■ REQUIRED WORK: Determine how many lines in the records hold the word "JSON". Return the number alone.

[[ RAW DATA, beginning ]]

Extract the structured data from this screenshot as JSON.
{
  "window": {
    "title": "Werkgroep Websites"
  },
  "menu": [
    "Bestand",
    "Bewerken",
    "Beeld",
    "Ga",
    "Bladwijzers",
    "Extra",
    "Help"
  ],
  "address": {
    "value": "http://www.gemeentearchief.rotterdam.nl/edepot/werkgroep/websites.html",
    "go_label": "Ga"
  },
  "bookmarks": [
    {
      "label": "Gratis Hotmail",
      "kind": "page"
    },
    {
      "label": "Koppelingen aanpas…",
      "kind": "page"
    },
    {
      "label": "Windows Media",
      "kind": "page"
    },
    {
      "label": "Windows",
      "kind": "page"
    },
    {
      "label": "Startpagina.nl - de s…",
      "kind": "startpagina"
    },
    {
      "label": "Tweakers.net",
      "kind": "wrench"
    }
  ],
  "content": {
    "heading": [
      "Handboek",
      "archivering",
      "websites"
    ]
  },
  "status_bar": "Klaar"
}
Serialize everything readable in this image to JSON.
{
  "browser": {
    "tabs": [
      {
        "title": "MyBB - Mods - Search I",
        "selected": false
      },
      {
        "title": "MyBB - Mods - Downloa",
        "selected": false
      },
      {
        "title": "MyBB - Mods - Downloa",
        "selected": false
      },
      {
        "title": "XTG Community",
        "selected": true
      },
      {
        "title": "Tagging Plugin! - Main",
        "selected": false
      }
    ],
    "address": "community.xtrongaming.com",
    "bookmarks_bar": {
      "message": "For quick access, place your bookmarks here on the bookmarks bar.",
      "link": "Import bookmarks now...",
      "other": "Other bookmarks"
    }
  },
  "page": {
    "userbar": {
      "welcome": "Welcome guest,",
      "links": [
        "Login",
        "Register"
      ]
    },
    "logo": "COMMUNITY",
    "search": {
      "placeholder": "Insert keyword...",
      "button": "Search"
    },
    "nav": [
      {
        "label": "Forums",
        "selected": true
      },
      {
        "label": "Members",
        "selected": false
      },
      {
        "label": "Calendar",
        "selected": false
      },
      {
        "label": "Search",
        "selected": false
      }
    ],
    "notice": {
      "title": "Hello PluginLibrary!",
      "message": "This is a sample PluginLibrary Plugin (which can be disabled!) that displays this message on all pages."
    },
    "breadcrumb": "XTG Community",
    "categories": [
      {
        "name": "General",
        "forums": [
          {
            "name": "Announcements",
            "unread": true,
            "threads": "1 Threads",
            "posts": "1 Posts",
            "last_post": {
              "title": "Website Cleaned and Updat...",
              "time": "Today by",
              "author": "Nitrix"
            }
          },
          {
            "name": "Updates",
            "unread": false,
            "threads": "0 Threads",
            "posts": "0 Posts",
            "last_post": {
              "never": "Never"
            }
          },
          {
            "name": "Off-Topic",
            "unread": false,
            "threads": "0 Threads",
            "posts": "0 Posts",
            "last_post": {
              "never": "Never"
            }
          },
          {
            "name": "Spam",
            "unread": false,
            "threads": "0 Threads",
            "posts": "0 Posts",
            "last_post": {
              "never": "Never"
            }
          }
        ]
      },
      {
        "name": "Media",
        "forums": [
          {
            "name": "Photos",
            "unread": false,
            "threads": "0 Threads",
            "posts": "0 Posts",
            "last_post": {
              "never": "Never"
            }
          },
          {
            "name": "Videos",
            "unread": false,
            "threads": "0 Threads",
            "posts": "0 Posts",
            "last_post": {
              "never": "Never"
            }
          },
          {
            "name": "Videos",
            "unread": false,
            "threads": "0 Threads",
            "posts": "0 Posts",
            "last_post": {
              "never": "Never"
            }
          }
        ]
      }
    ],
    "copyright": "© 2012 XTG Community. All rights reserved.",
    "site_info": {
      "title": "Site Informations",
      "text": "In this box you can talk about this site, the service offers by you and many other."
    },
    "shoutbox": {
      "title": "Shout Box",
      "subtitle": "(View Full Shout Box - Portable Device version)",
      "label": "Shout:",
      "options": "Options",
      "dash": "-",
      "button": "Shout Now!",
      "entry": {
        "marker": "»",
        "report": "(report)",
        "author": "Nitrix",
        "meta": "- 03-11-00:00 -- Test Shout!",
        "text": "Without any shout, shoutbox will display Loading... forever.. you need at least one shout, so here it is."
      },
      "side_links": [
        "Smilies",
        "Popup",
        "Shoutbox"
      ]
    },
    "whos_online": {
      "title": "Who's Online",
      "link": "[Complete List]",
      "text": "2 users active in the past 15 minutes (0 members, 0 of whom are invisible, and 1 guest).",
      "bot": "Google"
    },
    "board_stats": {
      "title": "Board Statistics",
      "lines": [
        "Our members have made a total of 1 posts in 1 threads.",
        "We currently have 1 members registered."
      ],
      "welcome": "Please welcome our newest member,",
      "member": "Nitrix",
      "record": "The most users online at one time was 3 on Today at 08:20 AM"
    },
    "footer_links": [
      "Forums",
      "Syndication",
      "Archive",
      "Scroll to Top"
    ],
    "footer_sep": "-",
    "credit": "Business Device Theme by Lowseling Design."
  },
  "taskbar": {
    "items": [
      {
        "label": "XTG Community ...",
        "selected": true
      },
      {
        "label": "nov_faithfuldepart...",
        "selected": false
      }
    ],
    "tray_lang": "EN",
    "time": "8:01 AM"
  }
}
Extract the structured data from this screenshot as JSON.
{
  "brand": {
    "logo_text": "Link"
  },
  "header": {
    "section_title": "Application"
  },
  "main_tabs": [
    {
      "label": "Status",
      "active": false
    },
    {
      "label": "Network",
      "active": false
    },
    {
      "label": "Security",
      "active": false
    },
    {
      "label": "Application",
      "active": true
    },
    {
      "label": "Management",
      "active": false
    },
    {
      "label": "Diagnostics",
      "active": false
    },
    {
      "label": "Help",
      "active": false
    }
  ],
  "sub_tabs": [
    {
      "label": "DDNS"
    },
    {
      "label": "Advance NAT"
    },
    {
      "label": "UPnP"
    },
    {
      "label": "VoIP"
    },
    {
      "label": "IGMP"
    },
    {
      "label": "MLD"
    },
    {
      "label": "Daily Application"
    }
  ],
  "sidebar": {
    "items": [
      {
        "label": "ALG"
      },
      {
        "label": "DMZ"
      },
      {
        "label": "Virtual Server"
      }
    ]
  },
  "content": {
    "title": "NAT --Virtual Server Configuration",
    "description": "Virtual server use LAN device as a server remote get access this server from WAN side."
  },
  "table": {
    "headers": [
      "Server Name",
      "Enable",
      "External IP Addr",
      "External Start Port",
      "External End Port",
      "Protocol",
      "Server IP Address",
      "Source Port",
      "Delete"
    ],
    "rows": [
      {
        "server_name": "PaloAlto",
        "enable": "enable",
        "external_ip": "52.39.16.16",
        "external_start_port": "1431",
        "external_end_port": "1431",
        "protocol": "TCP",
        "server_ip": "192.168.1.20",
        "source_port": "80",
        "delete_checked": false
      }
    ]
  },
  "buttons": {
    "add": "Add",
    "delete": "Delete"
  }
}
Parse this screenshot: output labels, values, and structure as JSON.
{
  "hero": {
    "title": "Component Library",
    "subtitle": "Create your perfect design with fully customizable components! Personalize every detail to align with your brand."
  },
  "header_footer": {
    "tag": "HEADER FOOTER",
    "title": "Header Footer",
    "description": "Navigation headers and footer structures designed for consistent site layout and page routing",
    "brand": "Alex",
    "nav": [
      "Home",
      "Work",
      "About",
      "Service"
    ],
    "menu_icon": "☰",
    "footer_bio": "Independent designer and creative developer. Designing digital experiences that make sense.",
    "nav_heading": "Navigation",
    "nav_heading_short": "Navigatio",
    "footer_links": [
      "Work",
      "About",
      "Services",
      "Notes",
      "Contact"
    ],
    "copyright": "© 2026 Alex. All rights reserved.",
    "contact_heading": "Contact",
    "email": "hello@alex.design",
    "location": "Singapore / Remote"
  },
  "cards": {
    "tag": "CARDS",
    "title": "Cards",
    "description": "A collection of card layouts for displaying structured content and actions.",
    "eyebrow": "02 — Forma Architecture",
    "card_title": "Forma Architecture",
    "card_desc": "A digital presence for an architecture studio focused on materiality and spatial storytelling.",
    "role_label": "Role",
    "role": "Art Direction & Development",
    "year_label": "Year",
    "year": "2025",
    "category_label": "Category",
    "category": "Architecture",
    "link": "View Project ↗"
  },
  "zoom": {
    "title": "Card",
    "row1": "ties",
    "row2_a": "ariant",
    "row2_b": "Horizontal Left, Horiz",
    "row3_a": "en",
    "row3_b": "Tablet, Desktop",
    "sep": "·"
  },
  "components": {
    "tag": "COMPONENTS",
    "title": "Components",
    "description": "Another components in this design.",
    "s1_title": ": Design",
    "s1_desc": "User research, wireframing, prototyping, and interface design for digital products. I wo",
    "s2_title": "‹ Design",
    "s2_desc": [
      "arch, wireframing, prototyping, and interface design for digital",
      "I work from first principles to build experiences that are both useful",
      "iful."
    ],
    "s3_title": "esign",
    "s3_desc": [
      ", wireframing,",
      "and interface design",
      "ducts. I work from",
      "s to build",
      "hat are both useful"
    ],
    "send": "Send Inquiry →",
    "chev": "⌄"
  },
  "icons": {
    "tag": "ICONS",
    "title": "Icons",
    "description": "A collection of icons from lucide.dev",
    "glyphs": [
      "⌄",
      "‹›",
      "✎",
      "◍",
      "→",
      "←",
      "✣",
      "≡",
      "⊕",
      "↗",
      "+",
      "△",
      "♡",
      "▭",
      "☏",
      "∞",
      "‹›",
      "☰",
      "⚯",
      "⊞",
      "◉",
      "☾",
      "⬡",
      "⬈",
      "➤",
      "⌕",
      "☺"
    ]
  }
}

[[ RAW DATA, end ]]

■ OUTPUT BELOW: 4